Requirement -> Gather each line of the entries below that includes "title".

◇ ◇ ◇ ◇ ◇

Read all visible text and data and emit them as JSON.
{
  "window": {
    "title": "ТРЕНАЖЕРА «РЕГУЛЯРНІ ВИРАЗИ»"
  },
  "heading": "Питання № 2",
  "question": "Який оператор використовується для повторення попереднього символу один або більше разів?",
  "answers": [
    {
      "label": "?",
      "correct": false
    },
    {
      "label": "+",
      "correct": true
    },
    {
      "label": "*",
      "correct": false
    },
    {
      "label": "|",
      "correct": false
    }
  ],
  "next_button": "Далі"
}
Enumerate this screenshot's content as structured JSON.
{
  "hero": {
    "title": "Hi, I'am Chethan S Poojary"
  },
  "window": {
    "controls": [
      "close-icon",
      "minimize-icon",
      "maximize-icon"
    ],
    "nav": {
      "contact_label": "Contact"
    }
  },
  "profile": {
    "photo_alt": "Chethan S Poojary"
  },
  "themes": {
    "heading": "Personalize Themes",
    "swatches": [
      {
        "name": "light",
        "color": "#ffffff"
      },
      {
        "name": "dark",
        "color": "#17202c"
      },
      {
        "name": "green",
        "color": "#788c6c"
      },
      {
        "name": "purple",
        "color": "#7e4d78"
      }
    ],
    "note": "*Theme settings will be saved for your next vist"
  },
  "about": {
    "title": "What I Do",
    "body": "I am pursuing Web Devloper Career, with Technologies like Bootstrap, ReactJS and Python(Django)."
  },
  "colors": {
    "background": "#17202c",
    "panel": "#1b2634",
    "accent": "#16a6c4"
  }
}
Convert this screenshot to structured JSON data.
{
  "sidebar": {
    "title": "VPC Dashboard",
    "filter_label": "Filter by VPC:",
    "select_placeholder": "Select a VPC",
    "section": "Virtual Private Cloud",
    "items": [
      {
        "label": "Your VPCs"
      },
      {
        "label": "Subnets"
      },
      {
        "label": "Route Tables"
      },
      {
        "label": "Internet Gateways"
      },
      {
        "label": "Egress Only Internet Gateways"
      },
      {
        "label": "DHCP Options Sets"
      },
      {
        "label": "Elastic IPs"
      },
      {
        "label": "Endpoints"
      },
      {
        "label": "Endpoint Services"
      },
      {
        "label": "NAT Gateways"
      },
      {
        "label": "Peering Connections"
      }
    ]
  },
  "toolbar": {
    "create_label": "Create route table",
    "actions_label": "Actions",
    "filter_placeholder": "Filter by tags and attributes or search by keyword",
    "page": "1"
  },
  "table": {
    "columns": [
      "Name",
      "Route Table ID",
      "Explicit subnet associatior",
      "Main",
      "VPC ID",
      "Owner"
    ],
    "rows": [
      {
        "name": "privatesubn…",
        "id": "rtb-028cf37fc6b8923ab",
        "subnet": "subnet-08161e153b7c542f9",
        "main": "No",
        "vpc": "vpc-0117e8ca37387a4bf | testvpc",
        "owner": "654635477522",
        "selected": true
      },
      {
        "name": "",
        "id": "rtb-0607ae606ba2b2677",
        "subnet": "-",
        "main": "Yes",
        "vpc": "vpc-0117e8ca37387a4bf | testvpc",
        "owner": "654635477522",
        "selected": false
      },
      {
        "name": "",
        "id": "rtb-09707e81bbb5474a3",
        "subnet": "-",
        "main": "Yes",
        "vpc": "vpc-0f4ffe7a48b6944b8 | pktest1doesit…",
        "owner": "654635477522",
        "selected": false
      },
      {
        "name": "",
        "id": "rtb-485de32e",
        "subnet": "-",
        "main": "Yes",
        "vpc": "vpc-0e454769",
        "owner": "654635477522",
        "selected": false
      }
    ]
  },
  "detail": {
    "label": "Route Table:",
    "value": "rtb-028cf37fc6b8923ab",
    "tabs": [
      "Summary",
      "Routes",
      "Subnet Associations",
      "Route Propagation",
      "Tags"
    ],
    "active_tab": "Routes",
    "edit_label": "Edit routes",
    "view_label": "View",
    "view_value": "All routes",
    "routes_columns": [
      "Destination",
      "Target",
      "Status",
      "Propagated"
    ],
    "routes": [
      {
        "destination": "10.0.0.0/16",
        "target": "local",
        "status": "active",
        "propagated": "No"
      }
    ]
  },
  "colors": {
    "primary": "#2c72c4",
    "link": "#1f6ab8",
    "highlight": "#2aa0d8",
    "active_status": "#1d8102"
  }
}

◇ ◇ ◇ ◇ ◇

Result below ->
    "title": "ТРЕНАЖЕРА «РЕГУЛЯРНІ ВИРАЗИ»"
    "title": "Hi, I'am Chethan S Poojary"
    "title": "What I Do",
    "title": "VPC Dashboard",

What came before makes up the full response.